Exercise details: Every line containing "name" should be copied out. Go through the entries and find them.

Interface dataset entries:
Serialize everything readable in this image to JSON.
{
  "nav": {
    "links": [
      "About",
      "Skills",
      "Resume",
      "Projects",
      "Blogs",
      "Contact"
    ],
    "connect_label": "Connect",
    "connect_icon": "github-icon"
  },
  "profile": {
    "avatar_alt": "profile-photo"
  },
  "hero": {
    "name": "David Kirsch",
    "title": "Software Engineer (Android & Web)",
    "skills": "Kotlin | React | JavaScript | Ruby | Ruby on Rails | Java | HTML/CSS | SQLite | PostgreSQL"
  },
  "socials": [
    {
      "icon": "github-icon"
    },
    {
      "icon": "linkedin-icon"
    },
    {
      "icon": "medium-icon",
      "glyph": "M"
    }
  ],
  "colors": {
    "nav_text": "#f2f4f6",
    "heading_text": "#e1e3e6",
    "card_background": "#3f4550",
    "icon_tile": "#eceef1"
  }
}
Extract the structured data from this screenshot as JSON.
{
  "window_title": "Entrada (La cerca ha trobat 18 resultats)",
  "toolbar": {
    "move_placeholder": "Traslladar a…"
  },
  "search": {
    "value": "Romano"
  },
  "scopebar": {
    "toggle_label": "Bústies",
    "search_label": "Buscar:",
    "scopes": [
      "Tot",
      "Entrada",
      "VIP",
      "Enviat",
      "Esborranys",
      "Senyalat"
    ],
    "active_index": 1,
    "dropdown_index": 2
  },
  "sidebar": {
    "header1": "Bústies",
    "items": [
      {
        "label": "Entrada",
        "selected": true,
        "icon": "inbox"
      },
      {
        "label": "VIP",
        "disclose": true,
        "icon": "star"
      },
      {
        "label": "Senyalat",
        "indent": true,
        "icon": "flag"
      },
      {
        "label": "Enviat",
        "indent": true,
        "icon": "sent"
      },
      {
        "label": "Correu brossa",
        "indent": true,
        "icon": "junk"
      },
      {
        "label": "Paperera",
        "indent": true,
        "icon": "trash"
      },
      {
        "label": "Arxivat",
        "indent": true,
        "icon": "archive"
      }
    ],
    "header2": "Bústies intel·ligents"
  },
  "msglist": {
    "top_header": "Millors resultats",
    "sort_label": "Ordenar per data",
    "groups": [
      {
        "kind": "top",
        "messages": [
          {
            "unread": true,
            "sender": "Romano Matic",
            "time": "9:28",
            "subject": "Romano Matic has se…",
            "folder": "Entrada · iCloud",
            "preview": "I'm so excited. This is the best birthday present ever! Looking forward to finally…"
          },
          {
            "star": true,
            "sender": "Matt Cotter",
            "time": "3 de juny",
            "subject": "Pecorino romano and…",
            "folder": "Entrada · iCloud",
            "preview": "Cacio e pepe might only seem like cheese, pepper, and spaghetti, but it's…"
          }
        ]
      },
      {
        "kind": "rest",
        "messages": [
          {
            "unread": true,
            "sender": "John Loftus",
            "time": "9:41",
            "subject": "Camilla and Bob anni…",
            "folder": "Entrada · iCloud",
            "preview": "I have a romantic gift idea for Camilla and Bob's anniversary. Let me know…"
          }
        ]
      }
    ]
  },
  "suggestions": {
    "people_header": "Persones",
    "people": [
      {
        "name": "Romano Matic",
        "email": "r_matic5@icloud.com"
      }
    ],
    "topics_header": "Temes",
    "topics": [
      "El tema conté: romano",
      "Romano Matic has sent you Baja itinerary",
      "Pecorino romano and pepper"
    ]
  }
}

Reply:
    "name": "David Kirsch",
        "name": "Romano Matic",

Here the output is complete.